(Items from a data source)
((

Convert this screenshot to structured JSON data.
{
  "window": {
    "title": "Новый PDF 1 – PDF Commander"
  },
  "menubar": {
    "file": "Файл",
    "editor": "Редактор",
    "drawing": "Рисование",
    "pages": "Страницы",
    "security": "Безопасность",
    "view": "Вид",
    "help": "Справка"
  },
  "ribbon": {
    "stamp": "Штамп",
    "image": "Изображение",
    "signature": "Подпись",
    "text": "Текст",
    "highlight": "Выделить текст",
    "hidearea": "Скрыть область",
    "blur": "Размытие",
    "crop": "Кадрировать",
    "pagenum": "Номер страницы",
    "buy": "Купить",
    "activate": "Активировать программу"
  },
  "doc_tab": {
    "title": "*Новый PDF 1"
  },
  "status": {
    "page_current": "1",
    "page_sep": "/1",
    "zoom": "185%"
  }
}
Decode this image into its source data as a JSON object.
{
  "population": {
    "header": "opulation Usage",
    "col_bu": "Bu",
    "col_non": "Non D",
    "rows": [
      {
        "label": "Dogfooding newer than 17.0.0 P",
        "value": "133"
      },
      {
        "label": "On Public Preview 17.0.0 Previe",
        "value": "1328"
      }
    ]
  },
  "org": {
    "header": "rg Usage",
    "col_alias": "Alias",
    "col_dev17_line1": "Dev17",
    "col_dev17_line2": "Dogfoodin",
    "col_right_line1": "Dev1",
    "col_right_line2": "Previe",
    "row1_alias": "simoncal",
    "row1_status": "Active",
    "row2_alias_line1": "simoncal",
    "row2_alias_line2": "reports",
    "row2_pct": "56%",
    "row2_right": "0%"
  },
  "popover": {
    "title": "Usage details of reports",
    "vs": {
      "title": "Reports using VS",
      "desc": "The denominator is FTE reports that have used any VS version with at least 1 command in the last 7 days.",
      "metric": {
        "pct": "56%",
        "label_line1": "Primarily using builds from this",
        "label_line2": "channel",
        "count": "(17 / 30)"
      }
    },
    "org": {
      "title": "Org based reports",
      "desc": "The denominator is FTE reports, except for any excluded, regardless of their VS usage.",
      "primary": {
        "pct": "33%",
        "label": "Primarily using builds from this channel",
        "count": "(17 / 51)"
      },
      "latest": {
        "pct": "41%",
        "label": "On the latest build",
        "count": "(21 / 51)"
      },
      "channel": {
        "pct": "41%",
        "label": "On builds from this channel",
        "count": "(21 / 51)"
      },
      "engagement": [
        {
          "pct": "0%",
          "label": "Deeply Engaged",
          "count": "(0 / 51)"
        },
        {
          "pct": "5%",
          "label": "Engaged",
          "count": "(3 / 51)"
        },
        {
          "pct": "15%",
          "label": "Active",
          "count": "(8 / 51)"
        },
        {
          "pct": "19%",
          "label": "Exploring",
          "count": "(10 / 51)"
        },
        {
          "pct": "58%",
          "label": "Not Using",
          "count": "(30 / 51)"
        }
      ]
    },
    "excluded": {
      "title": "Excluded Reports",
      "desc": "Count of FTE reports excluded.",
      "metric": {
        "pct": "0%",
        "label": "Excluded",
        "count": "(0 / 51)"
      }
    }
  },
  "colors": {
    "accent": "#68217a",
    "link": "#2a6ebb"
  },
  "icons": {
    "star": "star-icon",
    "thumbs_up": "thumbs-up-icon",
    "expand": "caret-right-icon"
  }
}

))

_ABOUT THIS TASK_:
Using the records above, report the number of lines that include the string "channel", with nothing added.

_SOLUTION TO THIS EXERCISE_:
4